Source data:

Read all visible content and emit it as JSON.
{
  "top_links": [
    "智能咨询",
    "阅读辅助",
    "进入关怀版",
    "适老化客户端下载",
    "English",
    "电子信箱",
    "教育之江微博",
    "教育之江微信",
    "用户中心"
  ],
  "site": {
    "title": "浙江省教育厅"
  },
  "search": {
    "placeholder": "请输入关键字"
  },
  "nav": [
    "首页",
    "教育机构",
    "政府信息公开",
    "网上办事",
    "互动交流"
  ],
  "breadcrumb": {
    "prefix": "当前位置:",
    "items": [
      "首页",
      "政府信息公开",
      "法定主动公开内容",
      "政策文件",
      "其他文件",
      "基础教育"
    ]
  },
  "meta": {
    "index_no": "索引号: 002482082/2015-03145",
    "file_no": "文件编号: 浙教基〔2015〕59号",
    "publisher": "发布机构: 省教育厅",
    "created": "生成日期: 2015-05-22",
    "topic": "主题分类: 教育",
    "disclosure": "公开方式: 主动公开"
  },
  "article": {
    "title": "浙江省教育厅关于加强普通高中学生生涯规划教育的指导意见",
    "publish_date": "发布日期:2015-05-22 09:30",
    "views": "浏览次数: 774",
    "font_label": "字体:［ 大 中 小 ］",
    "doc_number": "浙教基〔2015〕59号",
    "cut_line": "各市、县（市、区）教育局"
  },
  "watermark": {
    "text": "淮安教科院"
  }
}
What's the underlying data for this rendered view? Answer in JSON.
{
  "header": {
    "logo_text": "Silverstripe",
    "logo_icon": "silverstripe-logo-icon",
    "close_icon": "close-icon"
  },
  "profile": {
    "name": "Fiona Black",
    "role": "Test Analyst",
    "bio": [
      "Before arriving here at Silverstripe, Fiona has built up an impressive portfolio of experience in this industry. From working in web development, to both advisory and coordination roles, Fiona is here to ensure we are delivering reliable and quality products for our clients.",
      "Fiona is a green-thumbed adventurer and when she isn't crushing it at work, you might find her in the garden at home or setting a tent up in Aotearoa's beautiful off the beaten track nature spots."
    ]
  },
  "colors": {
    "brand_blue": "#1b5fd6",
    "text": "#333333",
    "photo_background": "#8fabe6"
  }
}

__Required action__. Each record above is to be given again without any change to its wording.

__Written solution__.
Read all visible content and emit it as JSON.
{
  "top_links": [
    "智能咨询",
    "阅读辅助",
    "进入关怀版",
    "适老化客户端下载",
    "English",
    "电子信箱",
    "教育之江微博",
    "教育之江微信",
    "用户中心"
  ],
  "site": {
    "title": "浙江省教育厅"
  },
  "search": {
    "placeholder": "请输入关键字"
  },
  "nav": [
    "首页",
    "教育机构",
    "政府信息公开",
    "网上办事",
    "互动交流"
  ],
  "breadcrumb": {
    "prefix": "当前位置:",
    "items": [
      "首页",
      "政府信息公开",
      "法定主动公开内容",
      "政策文件",
      "其他文件",
      "基础教育"
    ]
  },
  "meta": {
    "index_no": "索引号: 002482082/2015-03145",
    "file_no": "文件编号: 浙教基〔2015〕59号",
    "publisher": "发布机构: 省教育厅",
    "created": "生成日期: 2015-05-22",
    "topic": "主题分类: 教育",
    "disclosure": "公开方式: 主动公开"
  },
  "article": {
    "title": "浙江省教育厅关于加强普通高中学生生涯规划教育的指导意见",
    "publish_date": "发布日期:2015-05-22 09:30",
    "views": "浏览次数: 774",
    "font_label": "字体:［ 大 中 小 ］",
    "doc_number": "浙教基〔2015〕59号",
    "cut_line": "各市、县（市、区）教育局"
  },
  "watermark": {
    "text": "淮安教科院"
  }
}
What's the underlying data for this rendered view? Answer in JSON.
{
  "header": {
    "logo_text": "Silverstripe",
    "logo_icon": "silverstripe-logo-icon",
    "close_icon": "close-icon"
  },
  "profile": {
    "name": "Fiona Black",
    "role": "Test Analyst",
    "bio": [
      "Before arriving here at Silverstripe, Fiona has built up an impressive portfolio of experience in this industry. From working in web development, to both advisory and coordination roles, Fiona is here to ensure we are delivering reliable and quality products for our clients.",
      "Fiona is a green-thumbed adventurer and when she isn't crushing it at work, you might find her in the garden at home or setting a tent up in Aotearoa's beautiful off the beaten track nature spots."
    ]
  },
  "colors": {
    "brand_blue": "#1b5fd6",
    "text": "#333333",
    "photo_background": "#8fabe6"
  }
}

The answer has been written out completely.